Julia Bolz is a women’s rights activist providing social guidance to countries in the Middle East, Africa, Central America, and Central Asia. She founded the Journey with an Afghan School program after 9/11 to help bridge the cultural divide between the U.S. and Afghanistan particularly by increasing the educational opportunities afforded to young women. Before joining the grassroots movement for gender equality, she worked at one of Seattle’s most prestigious law firms, Ryan, Swanson & Cleveland. She received Seattle’s Tom C. Wales Citizenship Award for her combined humanitarian efforts. Bolz graduated from Smith College.
Julia Bolz: Well I grew up in Madison, Wisconsin. And one of the things about Madison is it’s about as stable as it can possibly be here in the United States. But one of the things about Madison is that “international” tends to be Iowa. And when I decided I was interested in practicing internationally, I ended up having to move away from Madison to go to one of the various coasts. But what Madison gave me was a greater grounding and a stability that allows me to have the confidence to move on to other parts of the world.My family was a great influence. My mother and father were involved with lots of activities – volunteer activities in the community, as were my grandparents. And they really showed me that serving the community was an extremely important value.
Question: What did you think you'd be doing professionally when you grew up?

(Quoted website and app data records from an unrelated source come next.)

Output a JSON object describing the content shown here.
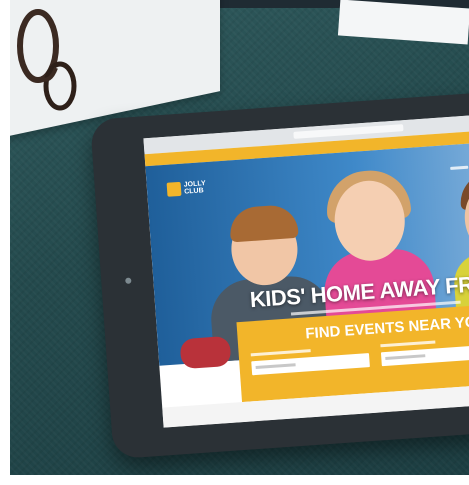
{
  "website": {
    "logo_text": "JOLLY CLUB",
    "headline": "KIDS' HOME AWAY FROM",
    "events_title": "FIND EVENTS NEAR YO"
  },
  "colors": {
    "accent_yellow": "#f2b52a",
    "hero_blue": "#2f75b5",
    "carpet_teal": "#2a5457"
  }
}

Julia Bolz: I had many ambitions. I first thought I would become a doctor. And in fact I applied to medical school. I subsequently have been working as a lawyer, and here I am serving almost as a public speaker and advocate for kids.